For over four years, monthly salaries for public servants - the breadwinners for an estimated ten million people - have been hugely disrupted. Millions more, including those in the private and agricultural sectors, have lost their source of income due to the war, extending the range of people in dire need.
According to UN figures, about 16 million people in Yemen are facing acute levels of food insecurity, with cases of acute malnutrition among children under five the highest ever recorded.
The situation has created an atmosphere of aid dependency. Bably advocates for programming in Yemen to include a development component. Providing assistance to people without empowering them can have an adverse effect, he added.
In various regions across the country, affected communities have found emergency relief to be a temporary solution amidst the economic hardship caused by the war.
Yemen was the poorest country in the Arabian Peninsula even before 2015, when Saudi Arabia led a coalition of allies who intervened in the civil war. The war exacerbated an already dire situation, and the lack of opportunities has rendered the majority of people aid-dependent.
More aid is not the solution, some experts argue.
“[Yemenis] are now less likely to look for work, knowing that they have a food basket at the end of the month,” Bably said. He argues that at least 40% of the total response plan should go to development and empowerment programmes. Bably suggests that the 40% threshold should be set as a condition for donors.
“That would make a great opportunity for Yemen to change,” he said.
A significant portion of the UN Response Plan 2021 appears to be consumed by programmes aimed at averting famine and providing nutrition to people in need. A quick look at the response plan figures shows that about 45% of the over $3bn required for the plan is being allocated to the food and nutrition sectors.
In a situation like Yemen’s, restoring people’s livelihoods devastated by the war is likely going to ease quite a heavy burden from the donor community’s shoulders. However, pumping funds into Yemen to address a complex web of urgent needs is a temporary and unsustainable solution.
Affected communities need to feel independent and secure again.
Khalid Sultan, head of the We’am Association, a local organisation based in Hajja focusing on protection and empowerment, echoes Bably’s view - to encourage further investment in sustainable programming.
According to Sultan’s experience in Hajja, one of the places most impacted by the war, the affected communities that received economic empowerment assistance have seen livelihoods significantly improve.
"Local aid experts argue that a recalibration of aid assistance can make a huge difference"
However, Sultan warns of poorly planned investments that appear affordable and compelling but prove to be ineffective. He gives the example of sewing machines that were given to homes across the country to help families earn a living. In the end, they generated too little income for most families to provide for their basic needs.
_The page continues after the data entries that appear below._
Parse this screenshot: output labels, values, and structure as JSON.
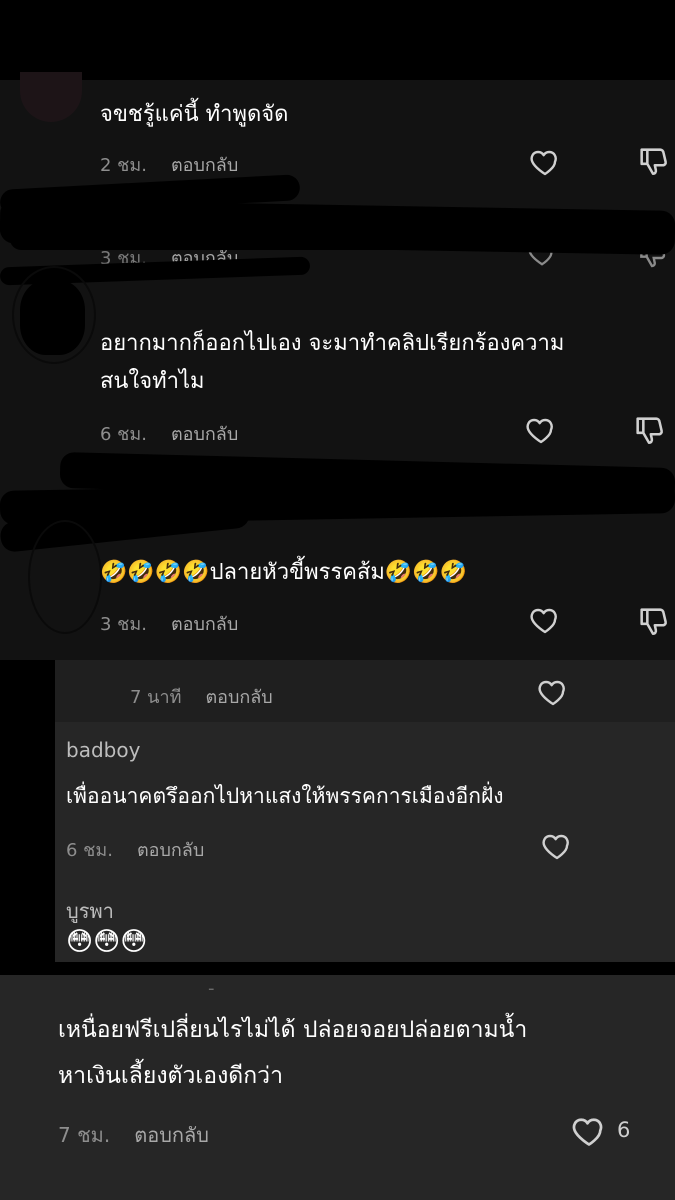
{
  "comments": [
    {
      "text": "จขชรู้แค่นี้ ทำพูดจัด",
      "time": "2 ชม.",
      "reply": "ตอบกลับ"
    },
    {
      "time": "3 ชม.",
      "reply": "ตอบกลับ"
    },
    {
      "lines": [
        "อยากมากก็ออกไปเอง จะมาทำคลิปเรียกร้องความ",
        "สนใจทำไม"
      ],
      "time": "6 ชม.",
      "reply": "ตอบกลับ"
    },
    {
      "text": "🤣🤣🤣🤣ปลายหัวขี้พรรคส้ม🤣🤣🤣",
      "time": "3 ชม.",
      "reply": "ตอบกลับ"
    }
  ],
  "reply_panel": {
    "time": "7 นาที",
    "reply": "ตอบกลับ"
  },
  "replies": [
    {
      "username": "badboy",
      "text": "เพื่ออนาคตรึออกไปหาแสงให้พรรคการเมืองอีกฝั่ง",
      "time": "6 ชม.",
      "reply": "ตอบกลับ"
    },
    {
      "username": "บูรพา",
      "text": "😳😳😳"
    }
  ],
  "bottom_comment": {
    "lines": [
      "เหนื่อยฟรีเปลี่ยนไรไม่ได้ ปล่อยจอยปล่อยตามน้ำ",
      "หาเงินเลี้ยงตัวเองดีกว่า"
    ],
    "time": "7 ชม.",
    "reply": "ตอบกลับ",
    "like_count": "6"
  },
  "icons": {
    "like": "heart-outline-icon",
    "dislike": "thumbs-down-icon"
  },
  "colors": {
    "background": "#121212",
    "panel": "#262626",
    "text": "#ffffff",
    "meta": "#8e8e8e"
  }
}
This kind of aid has become a common trend in many areas. “Grants for the targeted families should entail something bigger than that,” he said. When helping any of the targeted communities with sustainable aid, Sultan said such a grant should also include at least a three-month food stipend to guarantee that capital remains intact and profits flow.
“That can make them stand up again,” he said.
Yemen is sliding further into a food crisis, and many think there is no end in sight for the protracted war. The international aid community has warned of the greatest famine in decades if the conflict remains unresolved and the response plan keeps being underfunded.
Donors appear fatigued. So do the people of Yemen. The fate of children like Wael, the boy who died from severe acute malnutrition, has become a recurring nightmare across the country, even if such stories have fallen below the radar of the mainstream media.
Ahmad Algohbary is a freelance Yemeni journalist who has reported on the Yemen war for international media outlets since the war broke out in 2015. His work has appeared in The Guardian and Al Jazeera English, among other outlets.
Follow him on Twitter: @AhmadAlgohbary